return is defined by the Internal Revenue Code of 1986, while the
definition for federal student aid purposes is defined by the Higher
Education Act of 1965. Whether the parents claim the student as a
dependent on their income tax returns is irrelevant to the student's
status as a dependent for federal student aid purposes.
Before 1992, a student who was self-sufficient for two years was
considered an independent student for federal student aid
purposes. But this definition was prone to abuse and manipulation, so
Congress changed the definition starting with the 1992-93 academic
year. The new definition established a specific set of criteria for a
student to be considered independent.
The current criteria for independent student status include whether
the student is age 24 or older as of December 31 of the academic
year. A student can also be independent by being married, having a dependent
other than a spouse, being a veteran of the US Armed Forces, serving
on active duty in the Armed Forces for other than training purposes,
having been an orphan or in foster care or a ward of the court at any
time after reaching age 13 or older, being an emancipated minor or in
a court-ordered legal guardianship prior to reaching the age of
majority, or being a homeless unaccompanied youth. Graduate and
professional students are also considered independent. All other
students are considered to be dependent.
Most unmarried freshmen who are under age 24 and who are not veterans
are dependent under this definition.
College financial aid administrators may perform a dependency override
to grant independent student status to an otherwise dependent student,
but only in unusual circumstances. Unusual circumstances can include
an abusive family environment (e.g., as evidenced by court protection
from abuse orders against both parents) or when both parents are
incarcerated, institutionalized or otherwise incapacitated. A student
supporting herself is not considered an unusual circumstance.
The US Department of Education has published guidance in the
Application and Verification Guide
that indicates that college
financial aid administrators may not grant a dependency override just
because the student is self-sufficient, just because the parents do
not claim the student as a dependent on their income tax returns, just
because the parents refuse to contribute to the student's education or
just because the parents refuse to complete the FAFSA or verification.
None of these scenarios, alone or in combination, is sufficient
justification for a dependency override.
If parents of a dependent student refuse to complete the FAFSA, the
student will not qualify for federal student aid. (A dependent student
whose parents have cut off all support may qualify for unsubsidized
Stafford loans, but only at the dependent student limits. The student

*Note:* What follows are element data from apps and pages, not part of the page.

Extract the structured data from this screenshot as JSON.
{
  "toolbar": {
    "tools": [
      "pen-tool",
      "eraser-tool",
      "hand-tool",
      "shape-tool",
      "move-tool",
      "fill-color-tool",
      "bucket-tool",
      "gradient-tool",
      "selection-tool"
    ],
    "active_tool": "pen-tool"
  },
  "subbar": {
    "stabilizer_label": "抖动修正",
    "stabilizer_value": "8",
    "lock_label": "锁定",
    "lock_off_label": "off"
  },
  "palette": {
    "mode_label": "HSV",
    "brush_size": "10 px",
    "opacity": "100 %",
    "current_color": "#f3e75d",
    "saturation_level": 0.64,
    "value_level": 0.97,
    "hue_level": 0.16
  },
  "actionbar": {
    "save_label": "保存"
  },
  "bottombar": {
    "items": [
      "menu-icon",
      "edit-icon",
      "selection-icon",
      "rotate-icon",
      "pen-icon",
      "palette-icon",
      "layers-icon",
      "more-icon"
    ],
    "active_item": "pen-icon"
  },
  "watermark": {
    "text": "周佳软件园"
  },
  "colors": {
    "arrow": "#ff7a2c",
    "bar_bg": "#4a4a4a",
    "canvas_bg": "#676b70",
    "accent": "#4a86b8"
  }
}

will not qualify for other federal education loans, federal grants or
federal work-study.) The student may also be ineligible for grants
from other sources, as most colleges follow the federal requirements.